When Krishnamurti came to India in November 1985, he was in his ninety-first year. He had returned, in the words of a friend, to 'say goodbye'. Despite his terminal illness, he visited the Rajghat School in Varanasi, the Rishi Valley School in Andhra Pradesh, and Vasanta Vihar in Madras to give public talks and participate in the discussions with all the vigour and passionate concern of the previous sixty years of his working life. In his last talk, at Vasanta Vihar, he inquired into the origin of life and said: 'Creation is something that is most holy, that's the most sacred thing in life, and if you have made a mess of your life, change it. Change it today, not tomorrow.'
It was Krishnamurti's last journey to India. He had already stated at Saanen, Switzerland, that there would not be any more talks there; and he had written to a friend:
We have had the most marvellous four days of weather, sunny every day and the valley is telling us goodbye.
During the last talk at Saanen he retold the story of Nachiketa, the boy who was sent to the house of Death for asking too many questions. It was an ancient Indian tale, from the Kathopanishad, but Krishnamurti's version was different- more romantic, set in an ideal time when men kept their word and periodically gave away what they had accumulated. These details are not in the original, which does not have a romantic tone.
Krishnamurti's Nachiketa is full of impossible questions; he is naive, but sufficiently astute to reject the temptations Death offers with a simple observation, 'You will be at the end of it. You will always be at the end of everything'.
Except that he was nearly 91, Krishnamurti was not very different from the Nachiketa he described. He had Nachiketa's gift for turning every occasion into a question, even a boon; he had Nachiketa's easy way with death; and he had Nachiketa's innocent generosity.
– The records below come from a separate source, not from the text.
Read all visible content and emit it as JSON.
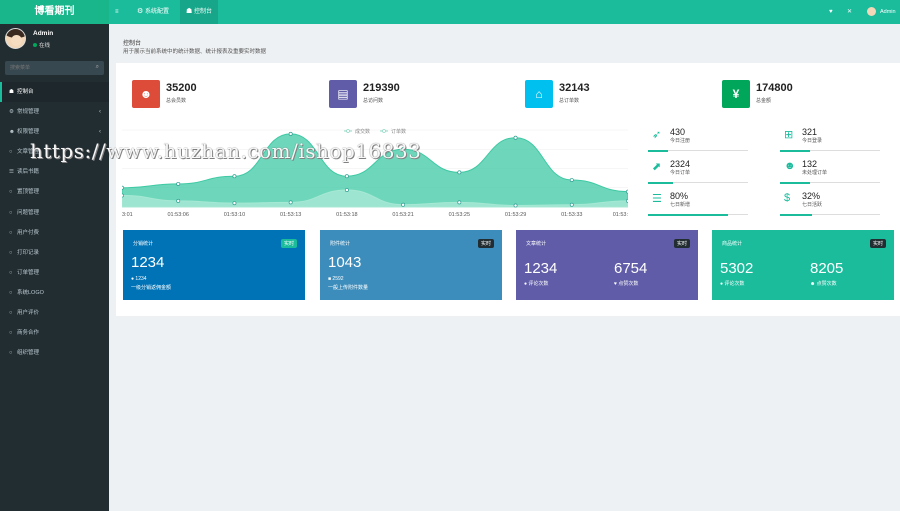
{
  "app": {
    "title": "博看期刊"
  },
  "topbar": {
    "menu_icon": "≡",
    "tabs": [
      {
        "label": "系统配置",
        "icon": "gear-icon"
      },
      {
        "label": "控制台",
        "icon": "dashboard-icon"
      }
    ],
    "user": "Admin"
  },
  "sidebar": {
    "user_name": "Admin",
    "status": "在线",
    "search_placeholder": "搜索菜单",
    "items": [
      {
        "label": "控制台",
        "icon": "dashboard-icon"
      },
      {
        "label": "常规管理",
        "icon": "cogs-icon"
      },
      {
        "label": "权限管理",
        "icon": "group-icon"
      },
      {
        "label": "文章管理",
        "icon": "circle-icon"
      },
      {
        "label": "读后书籍",
        "icon": "list-icon"
      },
      {
        "label": "置顶管理",
        "icon": "circle-icon"
      },
      {
        "label": "问题管理",
        "icon": "circle-icon"
      },
      {
        "label": "用户付费",
        "icon": "circle-icon"
      },
      {
        "label": "打印记录",
        "icon": "circle-icon"
      },
      {
        "label": "订单管理",
        "icon": "circle-icon"
      },
      {
        "label": "系统LOGO",
        "icon": "circle-icon"
      },
      {
        "label": "用户评价",
        "icon": "circle-icon"
      },
      {
        "label": "商务合作",
        "icon": "circle-icon"
      },
      {
        "label": "组织管理",
        "icon": "circle-icon"
      }
    ]
  },
  "header": {
    "title": "控制台",
    "subtitle": "用于展示当前系统中的统计数据、统计报表及重要实时数据"
  },
  "stats": [
    {
      "value": "35200",
      "label": "总会员数",
      "color": "#dd4b39",
      "icon": "users-icon"
    },
    {
      "value": "219390",
      "label": "总访问数",
      "color": "#605ca8",
      "icon": "book-icon"
    },
    {
      "value": "32143",
      "label": "总订单数",
      "color": "#00c0ef",
      "icon": "cart-icon"
    },
    {
      "value": "174800",
      "label": "总金额",
      "color": "#00a65a",
      "icon": "yen-icon"
    }
  ],
  "chart_data": {
    "type": "area",
    "legend": [
      "成交数",
      "订单数"
    ],
    "x": [
      "3:01",
      "01:53:06",
      "01:53:10",
      "01:53:13",
      "01:53:18",
      "01:53:21",
      "01:53:25",
      "01:53:29",
      "01:53:33",
      "01:53:"
    ],
    "series": [
      {
        "name": "成交数",
        "values": [
          15,
          8,
          5,
          6,
          22,
          3,
          6,
          2,
          3,
          8
        ]
      },
      {
        "name": "订单数",
        "values": [
          25,
          30,
          40,
          95,
          40,
          75,
          45,
          90,
          35,
          20
        ]
      }
    ],
    "colors": [
      "#a6e8d4",
      "#3ec9a4"
    ]
  },
  "mini_stats": [
    {
      "value": "430",
      "label": "今日注册",
      "icon": "rocket-icon",
      "progress": 0.2
    },
    {
      "value": "321",
      "label": "今日登录",
      "icon": "cart-icon",
      "progress": 0.3
    },
    {
      "value": "2324",
      "label": "今日订单",
      "icon": "chart-icon",
      "progress": 0.25
    },
    {
      "value": "132",
      "label": "未处理订单",
      "icon": "users-icon",
      "progress": 0.3
    },
    {
      "value": "80%",
      "label": "七日新增",
      "icon": "list-icon",
      "progress": 0.8
    },
    {
      "value": "32%",
      "label": "七日活跃",
      "icon": "dollar-icon",
      "progress": 0.32
    }
  ],
  "cards": [
    {
      "title": "分销统计",
      "badge": "实时",
      "big": "1234",
      "small": "1234",
      "foot": "一级分销返佣金额",
      "color": "#0073b7",
      "badge_color": "#1abc9c"
    },
    {
      "title": "附件统计",
      "badge": "实时",
      "big": "1043",
      "small": "2592",
      "foot": "一般上传附件数量",
      "color": "#3c8dbc",
      "badge_color": "#222d32"
    },
    {
      "title": "文章统计",
      "badge": "实时",
      "big1": "1234",
      "big2": "6754",
      "foot1": "评论次数",
      "foot2": "点赞次数",
      "color": "#605ca8",
      "badge_color": "#222d32"
    },
    {
      "title": "商品统计",
      "badge": "实时",
      "big1": "5302",
      "big2": "8205",
      "foot1": "评论次数",
      "foot2": "点赞次数",
      "color": "#1abc9c",
      "badge_color": "#222d32"
    }
  ],
  "watermark": "https://www.huzhan.com/ishop16833"
}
**Contents and Sample Pages**
Your email address will not be published *
Send as free online greeting card
Email a Friend